In his annual preseason address Thursday, Washington Wizards team president Ernie Grunfeld said his relationship with Gilbert Arenas is “strong,” a week after the All-Star guard criticized the team over his failed comebacks the past two seasons.
In an interview with The Washington Times earlier this month, Arenas criticized the organization for mishandling his two knee rehabilitations in 2007 and another during the 2008-09 season, saying he felt team officials didn’t hold him back because they were motivated by ticket sales.
Grunfeld dismissed the notion of any conflict between Arenas and the rest of the team, saying, “I talked to Gilbert about the situation, and obviously you get frustrated when things aren’t going well, but the bottom line is he’s healthy now. This is his life and what he loves to do.”
After working all summer in Chicago with trainer Tim Grover, Arenas is back in the District and 100 percent for the first time since tearing the lateral meniscus in his left knee in April 2007. He’s set to lead the Wizards back from a 19-63, injury-plagued season in which he was sidelined for all but two games.
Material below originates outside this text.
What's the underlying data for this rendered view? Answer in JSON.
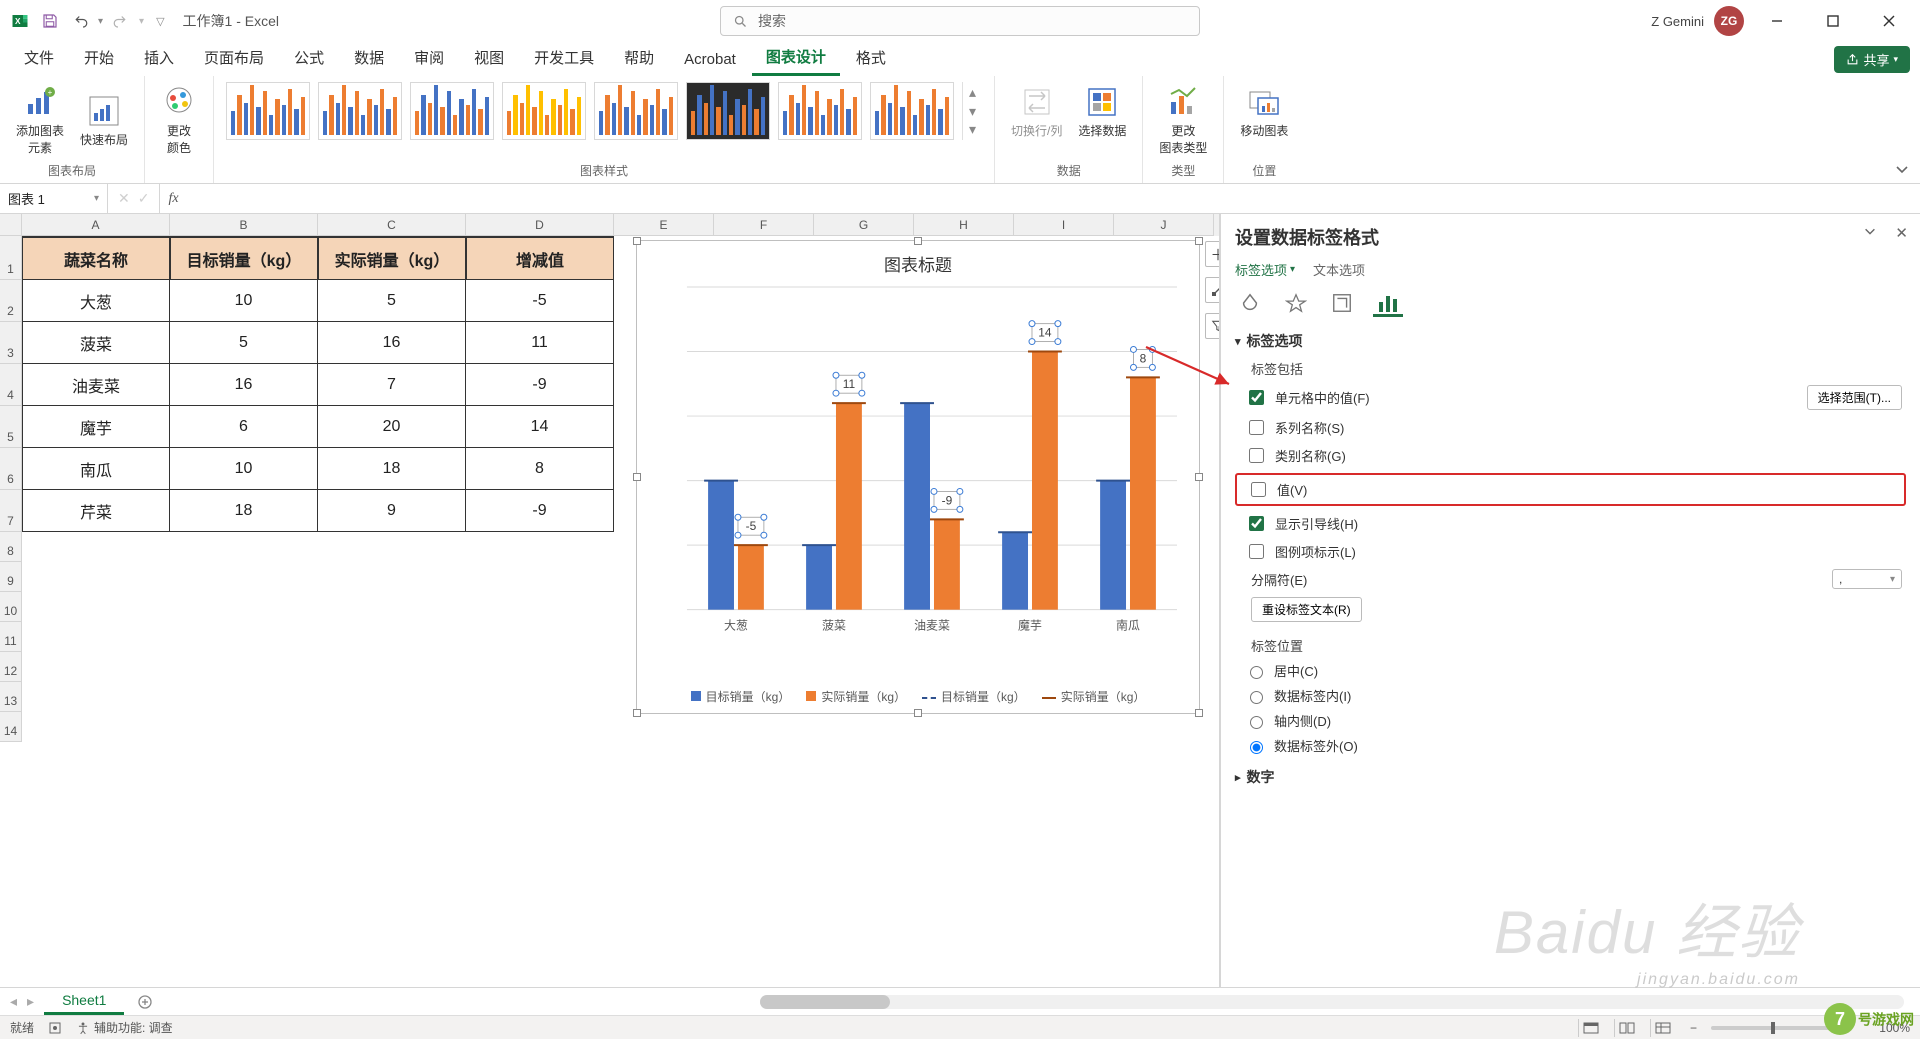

Grunfeld is eager to see Arenas do so and said his relationship with the three-time All-Star is as solid as ever.
“Our relationship is strong. He has a very competitive nature,” Grunfeld said. “This is my seventh year with Gilbert. He was the first guy I signed when I first got here. He was only 19 years old at the time. I’ve seen a great change in him over the years. … I haven’t seen him this excited in a very, very long time. He’s excited about what’s going on. He’s about the environment; he’s ready to get going.”
In addition to Arenas, the Wizards will start training camp with center Brendan Haywood and shooting guard DeShawn Stevenson back at full strength. Both were sidelined much of last season.
Grunfeld also said he is pleased with the depth that guards Mike Miller and Randy Foye and center Francisco Oberto bring.
“We feel really good. We think our roster is as deep as it’s been since we’ve been here [in June 2003],” Grunfeld said. “Our players are all very versatile. They can play multiple positions. We have really improved our outside shooting, improved our depth. We really have size again, which we didn’t have last year.”
Grunfeld described the feel of the team as “energized.” After the hiring of coach Flip Saunders in April, younger players like fifth-year forward Andray Blatche, third-year guard Nick Young and second-year center JaVale McGee dedicated themselves to improving their skills and conditioning. And Grunfeld said his more experienced players also have prepared to enter training camp in great shape and with high expectations.
Saunders said Tuesday the Wizards can compete with the elite teams in the Eastern Conference. Team captains Antawn Jamison and Caron Butler have taken it a step further, publicly stating their championship aspirations.
“Flip has added a new energy, a new professionalism,” Grunfeld said. “And all of our players are in this together. We’re expecting to win. I haven’t been as excited as I am now in a very, very long time.”
When they arrive for camp at Virginia Commonwealth in Richmond on Tuesday, the Wizards have some questions to answer, including who starts at shooting guard (Stevenson, Miller, Foye or Young) who backs up Haywood at center (Oberto or McGee) and who rounds out Saunders’ projected eight-player rotation.
Grunfeld said he expects those issues to be sorted out relatively soon.
“I always say the players will tell us what to do by their performance,” Grunfeld said. “Competition’s good. Nothing is ever guaranteed in this league. Everyone’s going to have to compete and earn their minutes to be in the rotation. I think we have 13, 14 guys who on any given night you can put them in there and they can be effective players for us - and that’s a good thing.”